### Problem to solve
For each entry below, please return its exact wording and leave out any picture.

Saved entries

··········

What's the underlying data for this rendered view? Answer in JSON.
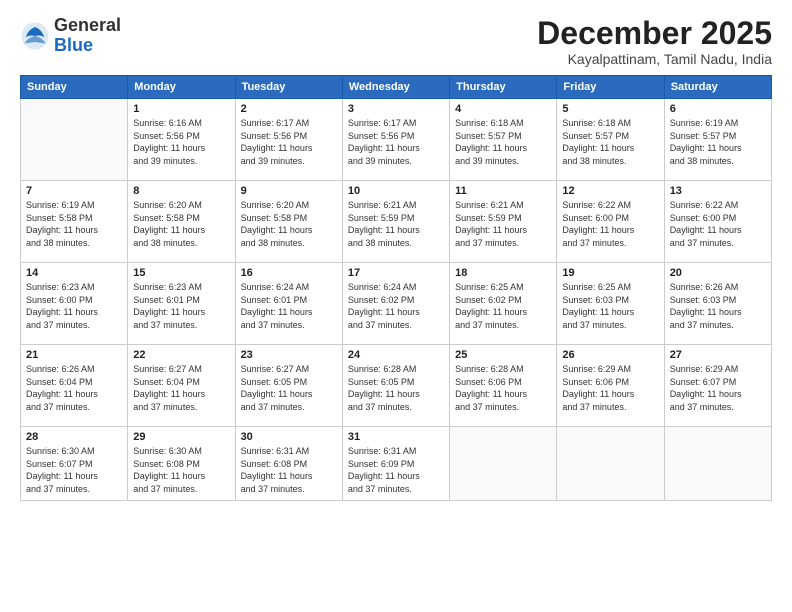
{
  "logo": {
    "general": "General",
    "blue": "Blue"
  },
  "title": {
    "month": "December 2025",
    "location": "Kayalpattinam, Tamil Nadu, India"
  },
  "headers": [
    "Sunday",
    "Monday",
    "Tuesday",
    "Wednesday",
    "Thursday",
    "Friday",
    "Saturday"
  ],
  "weeks": [
    [
      {
        "day": "",
        "info": ""
      },
      {
        "day": "1",
        "info": "Sunrise: 6:16 AM\nSunset: 5:56 PM\nDaylight: 11 hours\nand 39 minutes."
      },
      {
        "day": "2",
        "info": "Sunrise: 6:17 AM\nSunset: 5:56 PM\nDaylight: 11 hours\nand 39 minutes."
      },
      {
        "day": "3",
        "info": "Sunrise: 6:17 AM\nSunset: 5:56 PM\nDaylight: 11 hours\nand 39 minutes."
      },
      {
        "day": "4",
        "info": "Sunrise: 6:18 AM\nSunset: 5:57 PM\nDaylight: 11 hours\nand 39 minutes."
      },
      {
        "day": "5",
        "info": "Sunrise: 6:18 AM\nSunset: 5:57 PM\nDaylight: 11 hours\nand 38 minutes."
      },
      {
        "day": "6",
        "info": "Sunrise: 6:19 AM\nSunset: 5:57 PM\nDaylight: 11 hours\nand 38 minutes."
      }
    ],
    [
      {
        "day": "7",
        "info": "Sunrise: 6:19 AM\nSunset: 5:58 PM\nDaylight: 11 hours\nand 38 minutes."
      },
      {
        "day": "8",
        "info": "Sunrise: 6:20 AM\nSunset: 5:58 PM\nDaylight: 11 hours\nand 38 minutes."
      },
      {
        "day": "9",
        "info": "Sunrise: 6:20 AM\nSunset: 5:58 PM\nDaylight: 11 hours\nand 38 minutes."
      },
      {
        "day": "10",
        "info": "Sunrise: 6:21 AM\nSunset: 5:59 PM\nDaylight: 11 hours\nand 38 minutes."
      },
      {
        "day": "11",
        "info": "Sunrise: 6:21 AM\nSunset: 5:59 PM\nDaylight: 11 hours\nand 37 minutes."
      },
      {
        "day": "12",
        "info": "Sunrise: 6:22 AM\nSunset: 6:00 PM\nDaylight: 11 hours\nand 37 minutes."
      },
      {
        "day": "13",
        "info": "Sunrise: 6:22 AM\nSunset: 6:00 PM\nDaylight: 11 hours\nand 37 minutes."
      }
    ],
    [
      {
        "day": "14",
        "info": "Sunrise: 6:23 AM\nSunset: 6:00 PM\nDaylight: 11 hours\nand 37 minutes."
      },
      {
        "day": "15",
        "info": "Sunrise: 6:23 AM\nSunset: 6:01 PM\nDaylight: 11 hours\nand 37 minutes."
      },
      {
        "day": "16",
        "info": "Sunrise: 6:24 AM\nSunset: 6:01 PM\nDaylight: 11 hours\nand 37 minutes."
      },
      {
        "day": "17",
        "info": "Sunrise: 6:24 AM\nSunset: 6:02 PM\nDaylight: 11 hours\nand 37 minutes."
      },
      {
        "day": "18",
        "info": "Sunrise: 6:25 AM\nSunset: 6:02 PM\nDaylight: 11 hours\nand 37 minutes."
      },
      {
        "day": "19",
        "info": "Sunrise: 6:25 AM\nSunset: 6:03 PM\nDaylight: 11 hours\nand 37 minutes."
      },
      {
        "day": "20",
        "info": "Sunrise: 6:26 AM\nSunset: 6:03 PM\nDaylight: 11 hours\nand 37 minutes."
      }
    ],
    [
      {
        "day": "21",
        "info": "Sunrise: 6:26 AM\nSunset: 6:04 PM\nDaylight: 11 hours\nand 37 minutes."
      },
      {
        "day": "22",
        "info": "Sunrise: 6:27 AM\nSunset: 6:04 PM\nDaylight: 11 hours\nand 37 minutes."
      },
      {
        "day": "23",
        "info": "Sunrise: 6:27 AM\nSunset: 6:05 PM\nDaylight: 11 hours\nand 37 minutes."
      },
      {
        "day": "24",
        "info": "Sunrise: 6:28 AM\nSunset: 6:05 PM\nDaylight: 11 hours\nand 37 minutes."
      },
      {
        "day": "25",
        "info": "Sunrise: 6:28 AM\nSunset: 6:06 PM\nDaylight: 11 hours\nand 37 minutes."
      },
      {
        "day": "26",
        "info": "Sunrise: 6:29 AM\nSunset: 6:06 PM\nDaylight: 11 hours\nand 37 minutes."
      },
      {
        "day": "27",
        "info": "Sunrise: 6:29 AM\nSunset: 6:07 PM\nDaylight: 11 hours\nand 37 minutes."
      }
    ],
    [
      {
        "day": "28",
        "info": "Sunrise: 6:30 AM\nSunset: 6:07 PM\nDaylight: 11 hours\nand 37 minutes."
      },
      {
        "day": "29",
        "info": "Sunrise: 6:30 AM\nSunset: 6:08 PM\nDaylight: 11 hours\nand 37 minutes."
      },
      {
        "day": "30",
        "info": "Sunrise: 6:31 AM\nSunset: 6:08 PM\nDaylight: 11 hours\nand 37 minutes."
      },
      {
        "day": "31",
        "info": "Sunrise: 6:31 AM\nSunset: 6:09 PM\nDaylight: 11 hours\nand 37 minutes."
      },
      {
        "day": "",
        "info": ""
      },
      {
        "day": "",
        "info": ""
      },
      {
        "day": "",
        "info": ""
      }
    ]
  ]
}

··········

### Written solution
What's the underlying data for this rendered view? Answer in JSON.
{
  "logo": {
    "general": "General",
    "blue": "Blue"
  },
  "title": {
    "month": "December 2025",
    "location": "Kayalpattinam, Tamil Nadu, India"
  },
  "headers": [
    "Sunday",
    "Monday",
    "Tuesday",
    "Wednesday",
    "Thursday",
    "Friday",
    "Saturday"
  ],
  "weeks": [
    [
      {
        "day": "",
        "info": ""
      },
      {
        "day": "1",
        "info": "Sunrise: 6:16 AM\nSunset: 5:56 PM\nDaylight: 11 hours\nand 39 minutes."
      },
      {
        "day": "2",
        "info": "Sunrise: 6:17 AM\nSunset: 5:56 PM\nDaylight: 11 hours\nand 39 minutes."
      },
      {
        "day": "3",
        "info": "Sunrise: 6:17 AM\nSunset: 5:56 PM\nDaylight: 11 hours\nand 39 minutes."
      },
      {
        "day": "4",
        "info": "Sunrise: 6:18 AM\nSunset: 5:57 PM\nDaylight: 11 hours\nand 39 minutes."
      },
      {
        "day": "5",
        "info": "Sunrise: 6:18 AM\nSunset: 5:57 PM\nDaylight: 11 hours\nand 38 minutes."
      },
      {
        "day": "6",
        "info": "Sunrise: 6:19 AM\nSunset: 5:57 PM\nDaylight: 11 hours\nand 38 minutes."
      }
    ],
    [
      {
        "day": "7",
        "info": "Sunrise: 6:19 AM\nSunset: 5:58 PM\nDaylight: 11 hours\nand 38 minutes."
      },
      {
        "day": "8",
        "info": "Sunrise: 6:20 AM\nSunset: 5:58 PM\nDaylight: 11 hours\nand 38 minutes."
      },
      {
        "day": "9",
        "info": "Sunrise: 6:20 AM\nSunset: 5:58 PM\nDaylight: 11 hours\nand 38 minutes."
      },
      {
        "day": "10",
        "info": "Sunrise: 6:21 AM\nSunset: 5:59 PM\nDaylight: 11 hours\nand 38 minutes."
      },
      {
        "day": "11",
        "info": "Sunrise: 6:21 AM\nSunset: 5:59 PM\nDaylight: 11 hours\nand 37 minutes."
      },
      {
        "day": "12",
        "info": "Sunrise: 6:22 AM\nSunset: 6:00 PM\nDaylight: 11 hours\nand 37 minutes."
      },
      {
        "day": "13",
        "info": "Sunrise: 6:22 AM\nSunset: 6:00 PM\nDaylight: 11 hours\nand 37 minutes."
      }
    ],
    [
      {
        "day": "14",
        "info": "Sunrise: 6:23 AM\nSunset: 6:00 PM\nDaylight: 11 hours\nand 37 minutes."
      },
      {
        "day": "15",
        "info": "Sunrise: 6:23 AM\nSunset: 6:01 PM\nDaylight: 11 hours\nand 37 minutes."
      },
      {
        "day": "16",
        "info": "Sunrise: 6:24 AM\nSunset: 6:01 PM\nDaylight: 11 hours\nand 37 minutes."
      },
      {
        "day": "17",
        "info": "Sunrise: 6:24 AM\nSunset: 6:02 PM\nDaylight: 11 hours\nand 37 minutes."
      },
      {
        "day": "18",
        "info": "Sunrise: 6:25 AM\nSunset: 6:02 PM\nDaylight: 11 hours\nand 37 minutes."
      },
      {
        "day": "19",
        "info": "Sunrise: 6:25 AM\nSunset: 6:03 PM\nDaylight: 11 hours\nand 37 minutes."
      },
      {
        "day": "20",
        "info": "Sunrise: 6:26 AM\nSunset: 6:03 PM\nDaylight: 11 hours\nand 37 minutes."
      }
    ],
    [
      {
        "day": "21",
        "info": "Sunrise: 6:26 AM\nSunset: 6:04 PM\nDaylight: 11 hours\nand 37 minutes."
      },
      {
        "day": "22",
        "info": "Sunrise: 6:27 AM\nSunset: 6:04 PM\nDaylight: 11 hours\nand 37 minutes."
      },
      {
        "day": "23",
        "info": "Sunrise: 6:27 AM\nSunset: 6:05 PM\nDaylight: 11 hours\nand 37 minutes."
      },
      {
        "day": "24",
        "info": "Sunrise: 6:28 AM\nSunset: 6:05 PM\nDaylight: 11 hours\nand 37 minutes."
      },
      {
        "day": "25",
        "info": "Sunrise: 6:28 AM\nSunset: 6:06 PM\nDaylight: 11 hours\nand 37 minutes."
      },
      {
        "day": "26",
        "info": "Sunrise: 6:29 AM\nSunset: 6:06 PM\nDaylight: 11 hours\nand 37 minutes."
      },
      {
        "day": "27",
        "info": "Sunrise: 6:29 AM\nSunset: 6:07 PM\nDaylight: 11 hours\nand 37 minutes."
      }
    ],
    [
      {
        "day": "28",
        "info": "Sunrise: 6:30 AM\nSunset: 6:07 PM\nDaylight: 11 hours\nand 37 minutes."
      },
      {
        "day": "29",
        "info": "Sunrise: 6:30 AM\nSunset: 6:08 PM\nDaylight: 11 hours\nand 37 minutes."
      },
      {
        "day": "30",
        "info": "Sunrise: 6:31 AM\nSunset: 6:08 PM\nDaylight: 11 hours\nand 37 minutes."
      },
      {
        "day": "31",
        "info": "Sunrise: 6:31 AM\nSunset: 6:09 PM\nDaylight: 11 hours\nand 37 minutes."
      },
      {
        "day": "",
        "info": ""
      },
      {
        "day": "",
        "info": ""
      },
      {
        "day": "",
        "info": ""
      }
    ]
  ]
}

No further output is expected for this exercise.